RECORDS TO USE →
━━━━━━━━
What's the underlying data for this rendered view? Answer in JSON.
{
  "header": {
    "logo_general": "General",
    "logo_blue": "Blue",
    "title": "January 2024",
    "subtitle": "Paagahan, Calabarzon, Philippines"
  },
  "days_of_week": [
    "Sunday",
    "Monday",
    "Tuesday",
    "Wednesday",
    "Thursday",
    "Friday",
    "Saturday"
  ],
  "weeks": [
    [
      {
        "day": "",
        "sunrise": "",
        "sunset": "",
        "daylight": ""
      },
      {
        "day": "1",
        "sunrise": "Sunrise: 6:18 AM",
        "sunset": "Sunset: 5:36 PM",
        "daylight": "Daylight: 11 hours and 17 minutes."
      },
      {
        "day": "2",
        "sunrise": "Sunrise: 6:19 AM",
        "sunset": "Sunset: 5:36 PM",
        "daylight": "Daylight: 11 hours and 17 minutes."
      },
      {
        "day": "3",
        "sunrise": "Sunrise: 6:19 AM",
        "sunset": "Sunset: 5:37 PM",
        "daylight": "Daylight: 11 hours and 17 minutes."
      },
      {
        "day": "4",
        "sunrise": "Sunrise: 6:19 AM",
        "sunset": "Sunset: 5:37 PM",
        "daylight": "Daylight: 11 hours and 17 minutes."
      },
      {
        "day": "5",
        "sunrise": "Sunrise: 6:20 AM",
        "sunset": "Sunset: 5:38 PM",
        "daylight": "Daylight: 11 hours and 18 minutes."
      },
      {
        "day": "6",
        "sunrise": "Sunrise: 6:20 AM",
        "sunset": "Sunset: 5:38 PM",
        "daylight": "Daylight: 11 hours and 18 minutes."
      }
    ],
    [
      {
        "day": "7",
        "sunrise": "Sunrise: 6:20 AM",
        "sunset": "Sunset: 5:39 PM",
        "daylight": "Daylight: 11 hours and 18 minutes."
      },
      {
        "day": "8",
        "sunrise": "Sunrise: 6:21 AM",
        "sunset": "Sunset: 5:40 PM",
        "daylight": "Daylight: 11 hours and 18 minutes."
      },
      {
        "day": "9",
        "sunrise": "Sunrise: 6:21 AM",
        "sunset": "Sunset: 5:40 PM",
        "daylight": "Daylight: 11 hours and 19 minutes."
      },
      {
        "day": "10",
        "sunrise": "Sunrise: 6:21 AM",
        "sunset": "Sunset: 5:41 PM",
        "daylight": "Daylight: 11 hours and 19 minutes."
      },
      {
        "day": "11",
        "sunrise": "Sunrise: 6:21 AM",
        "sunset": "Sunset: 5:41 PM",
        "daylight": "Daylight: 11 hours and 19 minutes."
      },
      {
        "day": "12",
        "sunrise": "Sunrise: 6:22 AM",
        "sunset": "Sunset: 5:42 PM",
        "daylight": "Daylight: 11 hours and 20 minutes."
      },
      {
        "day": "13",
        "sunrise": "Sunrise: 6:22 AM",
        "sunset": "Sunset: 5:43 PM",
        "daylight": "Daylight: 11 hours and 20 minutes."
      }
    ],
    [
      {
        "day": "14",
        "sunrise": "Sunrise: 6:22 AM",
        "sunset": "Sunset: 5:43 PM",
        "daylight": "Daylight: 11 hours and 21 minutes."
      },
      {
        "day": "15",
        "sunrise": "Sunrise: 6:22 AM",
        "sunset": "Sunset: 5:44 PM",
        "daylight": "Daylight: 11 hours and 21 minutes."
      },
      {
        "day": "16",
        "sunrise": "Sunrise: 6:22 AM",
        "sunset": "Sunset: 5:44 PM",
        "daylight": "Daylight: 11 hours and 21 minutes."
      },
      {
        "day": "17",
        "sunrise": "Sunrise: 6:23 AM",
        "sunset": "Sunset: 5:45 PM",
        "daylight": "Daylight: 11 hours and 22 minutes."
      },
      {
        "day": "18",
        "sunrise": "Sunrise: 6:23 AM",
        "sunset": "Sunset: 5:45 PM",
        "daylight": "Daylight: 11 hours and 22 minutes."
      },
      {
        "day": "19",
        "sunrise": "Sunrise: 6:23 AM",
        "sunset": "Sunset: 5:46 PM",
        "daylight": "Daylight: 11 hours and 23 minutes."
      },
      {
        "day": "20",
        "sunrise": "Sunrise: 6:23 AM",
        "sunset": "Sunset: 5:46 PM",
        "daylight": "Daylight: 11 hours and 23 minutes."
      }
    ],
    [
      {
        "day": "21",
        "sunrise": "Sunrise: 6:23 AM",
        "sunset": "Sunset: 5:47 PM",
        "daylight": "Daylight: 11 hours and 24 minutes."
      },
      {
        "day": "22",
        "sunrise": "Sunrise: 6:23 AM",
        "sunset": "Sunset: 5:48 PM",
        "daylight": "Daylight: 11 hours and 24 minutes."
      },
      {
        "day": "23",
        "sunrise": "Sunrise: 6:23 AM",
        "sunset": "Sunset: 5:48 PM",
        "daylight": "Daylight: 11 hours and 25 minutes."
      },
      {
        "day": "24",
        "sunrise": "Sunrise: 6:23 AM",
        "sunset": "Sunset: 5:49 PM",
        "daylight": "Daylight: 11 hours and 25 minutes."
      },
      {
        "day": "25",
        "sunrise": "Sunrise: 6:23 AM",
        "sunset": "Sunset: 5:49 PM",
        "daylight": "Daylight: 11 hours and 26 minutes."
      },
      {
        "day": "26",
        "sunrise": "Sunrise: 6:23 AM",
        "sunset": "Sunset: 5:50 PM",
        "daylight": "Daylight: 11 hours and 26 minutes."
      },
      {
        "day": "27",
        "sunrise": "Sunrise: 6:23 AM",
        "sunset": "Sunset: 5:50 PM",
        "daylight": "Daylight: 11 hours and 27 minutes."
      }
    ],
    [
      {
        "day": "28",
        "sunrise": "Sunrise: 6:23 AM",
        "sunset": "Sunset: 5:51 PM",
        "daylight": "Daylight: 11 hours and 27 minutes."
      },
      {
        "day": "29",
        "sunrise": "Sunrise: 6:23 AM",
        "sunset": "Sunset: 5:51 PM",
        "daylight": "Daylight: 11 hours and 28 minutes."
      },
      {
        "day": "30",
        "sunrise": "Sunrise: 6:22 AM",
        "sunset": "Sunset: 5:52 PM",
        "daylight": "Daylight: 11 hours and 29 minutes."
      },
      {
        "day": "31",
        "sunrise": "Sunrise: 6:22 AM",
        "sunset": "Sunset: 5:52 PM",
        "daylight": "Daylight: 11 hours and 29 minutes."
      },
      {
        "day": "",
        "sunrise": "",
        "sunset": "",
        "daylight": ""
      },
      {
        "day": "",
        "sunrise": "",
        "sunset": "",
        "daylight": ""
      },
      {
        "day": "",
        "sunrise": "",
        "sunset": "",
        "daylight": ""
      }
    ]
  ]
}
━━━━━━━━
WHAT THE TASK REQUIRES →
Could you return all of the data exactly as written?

WRITTEN RESPONSE →
What's the underlying data for this rendered view? Answer in JSON.
{
  "header": {
    "logo_general": "General",
    "logo_blue": "Blue",
    "title": "January 2024",
    "subtitle": "Paagahan, Calabarzon, Philippines"
  },
  "days_of_week": [
    "Sunday",
    "Monday",
    "Tuesday",
    "Wednesday",
    "Thursday",
    "Friday",
    "Saturday"
  ],
  "weeks": [
    [
      {
        "day": "",
        "sunrise": "",
        "sunset": "",
        "daylight": ""
      },
      {
        "day": "1",
        "sunrise": "Sunrise: 6:18 AM",
        "sunset": "Sunset: 5:36 PM",
        "daylight": "Daylight: 11 hours and 17 minutes."
      },
      {
        "day": "2",
        "sunrise": "Sunrise: 6:19 AM",
        "sunset": "Sunset: 5:36 PM",
        "daylight": "Daylight: 11 hours and 17 minutes."
      },
      {
        "day": "3",
        "sunrise": "Sunrise: 6:19 AM",
        "sunset": "Sunset: 5:37 PM",
        "daylight": "Daylight: 11 hours and 17 minutes."
      },
      {
        "day": "4",
        "sunrise": "Sunrise: 6:19 AM",
        "sunset": "Sunset: 5:37 PM",
        "daylight": "Daylight: 11 hours and 17 minutes."
      },
      {
        "day": "5",
        "sunrise": "Sunrise: 6:20 AM",
        "sunset": "Sunset: 5:38 PM",
        "daylight": "Daylight: 11 hours and 18 minutes."
      },
      {
        "day": "6",
        "sunrise": "Sunrise: 6:20 AM",
        "sunset": "Sunset: 5:38 PM",
        "daylight": "Daylight: 11 hours and 18 minutes."
      }
    ],
    [
      {
        "day": "7",
        "sunrise": "Sunrise: 6:20 AM",
        "sunset": "Sunset: 5:39 PM",
        "daylight": "Daylight: 11 hours and 18 minutes."
      },
      {
        "day": "8",
        "sunrise": "Sunrise: 6:21 AM",
        "sunset": "Sunset: 5:40 PM",
        "daylight": "Daylight: 11 hours and 18 minutes."
      },
      {
        "day": "9",
        "sunrise": "Sunrise: 6:21 AM",
        "sunset": "Sunset: 5:40 PM",
        "daylight": "Daylight: 11 hours and 19 minutes."
      },
      {
        "day": "10",
        "sunrise": "Sunrise: 6:21 AM",
        "sunset": "Sunset: 5:41 PM",
        "daylight": "Daylight: 11 hours and 19 minutes."
      },
      {
        "day": "11",
        "sunrise": "Sunrise: 6:21 AM",
        "sunset": "Sunset: 5:41 PM",
        "daylight": "Daylight: 11 hours and 19 minutes."
      },
      {
        "day": "12",
        "sunrise": "Sunrise: 6:22 AM",
        "sunset": "Sunset: 5:42 PM",
        "daylight": "Daylight: 11 hours and 20 minutes."
      },
      {
        "day": "13",
        "sunrise": "Sunrise: 6:22 AM",
        "sunset": "Sunset: 5:43 PM",
        "daylight": "Daylight: 11 hours and 20 minutes."
      }
    ],
    [
      {
        "day": "14",
        "sunrise": "Sunrise: 6:22 AM",
        "sunset": "Sunset: 5:43 PM",
        "daylight": "Daylight: 11 hours and 21 minutes."
      },
      {
        "day": "15",
        "sunrise": "Sunrise: 6:22 AM",
        "sunset": "Sunset: 5:44 PM",
        "daylight": "Daylight: 11 hours and 21 minutes."
      },
      {
        "day": "16",
        "sunrise": "Sunrise: 6:22 AM",
        "sunset": "Sunset: 5:44 PM",
        "daylight": "Daylight: 11 hours and 21 minutes."
      },
      {
        "day": "17",
        "sunrise": "Sunrise: 6:23 AM",
        "sunset": "Sunset: 5:45 PM",
        "daylight": "Daylight: 11 hours and 22 minutes."
      },
      {
        "day": "18",
        "sunrise": "Sunrise: 6:23 AM",
        "sunset": "Sunset: 5:45 PM",
        "daylight": "Daylight: 11 hours and 22 minutes."
      },
      {
        "day": "19",
        "sunrise": "Sunrise: 6:23 AM",
        "sunset": "Sunset: 5:46 PM",
        "daylight": "Daylight: 11 hours and 23 minutes."
      },
      {
        "day": "20",
        "sunrise": "Sunrise: 6:23 AM",
        "sunset": "Sunset: 5:46 PM",
        "daylight": "Daylight: 11 hours and 23 minutes."
      }
    ],
    [
      {
        "day": "21",
        "sunrise": "Sunrise: 6:23 AM",
        "sunset": "Sunset: 5:47 PM",
        "daylight": "Daylight: 11 hours and 24 minutes."
      },
      {
        "day": "22",
        "sunrise": "Sunrise: 6:23 AM",
        "sunset": "Sunset: 5:48 PM",
        "daylight": "Daylight: 11 hours and 24 minutes."
      },
      {
        "day": "23",
        "sunrise": "Sunrise: 6:23 AM",
        "sunset": "Sunset: 5:48 PM",
        "daylight": "Daylight: 11 hours and 25 minutes."
      },
      {
        "day": "24",
        "sunrise": "Sunrise: 6:23 AM",
        "sunset": "Sunset: 5:49 PM",
        "daylight": "Daylight: 11 hours and 25 minutes."
      },
      {
        "day": "25",
        "sunrise": "Sunrise: 6:23 AM",
        "sunset": "Sunset: 5:49 PM",
        "daylight": "Daylight: 11 hours and 26 minutes."
      },
      {
        "day": "26",
        "sunrise": "Sunrise: 6:23 AM",
        "sunset": "Sunset: 5:50 PM",
        "daylight": "Daylight: 11 hours and 26 minutes."
      },
      {
        "day": "27",
        "sunrise": "Sunrise: 6:23 AM",
        "sunset": "Sunset: 5:50 PM",
        "daylight": "Daylight: 11 hours and 27 minutes."
      }
    ],
    [
      {
        "day": "28",
        "sunrise": "Sunrise: 6:23 AM",
        "sunset": "Sunset: 5:51 PM",
        "daylight": "Daylight: 11 hours and 27 minutes."
      },
      {
        "day": "29",
        "sunrise": "Sunrise: 6:23 AM",
        "sunset": "Sunset: 5:51 PM",
        "daylight": "Daylight: 11 hours and 28 minutes."
      },
      {
        "day": "30",
        "sunrise": "Sunrise: 6:22 AM",
        "sunset": "Sunset: 5:52 PM",
        "daylight": "Daylight: 11 hours and 29 minutes."
      },
      {
        "day": "31",
        "sunrise": "Sunrise: 6:22 AM",
        "sunset": "Sunset: 5:52 PM",
        "daylight": "Daylight: 11 hours and 29 minutes."
      },
      {
        "day": "",
        "sunrise": "",
        "sunset": "",
        "daylight": ""
      },
      {
        "day": "",
        "sunrise": "",
        "sunset": "",
        "daylight": ""
      },
      {
        "day": "",
        "sunrise": "",
        "sunset": "",
        "daylight": ""
      }
    ]
  ]
}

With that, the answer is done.